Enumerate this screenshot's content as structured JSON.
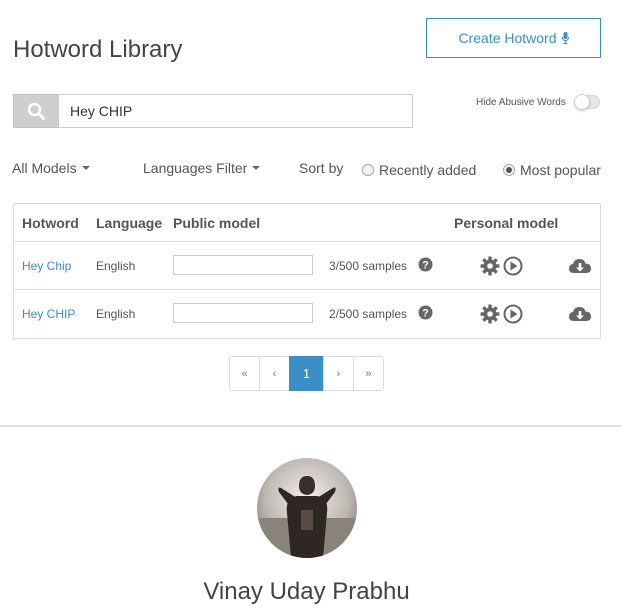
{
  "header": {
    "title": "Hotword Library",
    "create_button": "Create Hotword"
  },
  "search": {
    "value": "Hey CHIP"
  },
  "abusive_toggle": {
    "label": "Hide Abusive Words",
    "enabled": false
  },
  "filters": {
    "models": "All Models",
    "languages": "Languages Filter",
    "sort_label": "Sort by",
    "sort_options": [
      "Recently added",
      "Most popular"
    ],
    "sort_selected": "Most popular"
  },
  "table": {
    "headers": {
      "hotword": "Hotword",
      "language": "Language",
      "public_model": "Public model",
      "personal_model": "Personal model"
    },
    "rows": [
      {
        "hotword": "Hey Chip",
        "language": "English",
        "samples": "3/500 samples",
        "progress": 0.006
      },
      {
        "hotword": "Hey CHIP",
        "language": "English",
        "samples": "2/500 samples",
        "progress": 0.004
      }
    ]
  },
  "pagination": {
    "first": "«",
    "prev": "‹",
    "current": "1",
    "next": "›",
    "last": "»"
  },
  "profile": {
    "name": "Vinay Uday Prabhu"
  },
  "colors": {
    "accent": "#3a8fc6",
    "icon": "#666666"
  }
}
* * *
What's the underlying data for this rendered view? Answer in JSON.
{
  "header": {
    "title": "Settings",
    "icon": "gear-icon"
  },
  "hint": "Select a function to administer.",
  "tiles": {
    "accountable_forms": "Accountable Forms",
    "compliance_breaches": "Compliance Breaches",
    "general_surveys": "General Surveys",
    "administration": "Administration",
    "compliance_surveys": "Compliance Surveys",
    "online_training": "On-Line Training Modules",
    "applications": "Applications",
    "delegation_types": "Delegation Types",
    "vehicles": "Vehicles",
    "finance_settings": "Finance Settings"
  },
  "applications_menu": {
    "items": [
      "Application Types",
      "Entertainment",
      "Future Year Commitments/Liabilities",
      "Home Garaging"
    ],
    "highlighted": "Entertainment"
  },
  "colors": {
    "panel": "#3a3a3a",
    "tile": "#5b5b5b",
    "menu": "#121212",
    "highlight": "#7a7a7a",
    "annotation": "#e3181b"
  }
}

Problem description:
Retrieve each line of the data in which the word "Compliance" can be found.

The answer:
    "compliance_breaches": "Compliance Breaches",
    "compliance_surveys": "Compliance Surveys",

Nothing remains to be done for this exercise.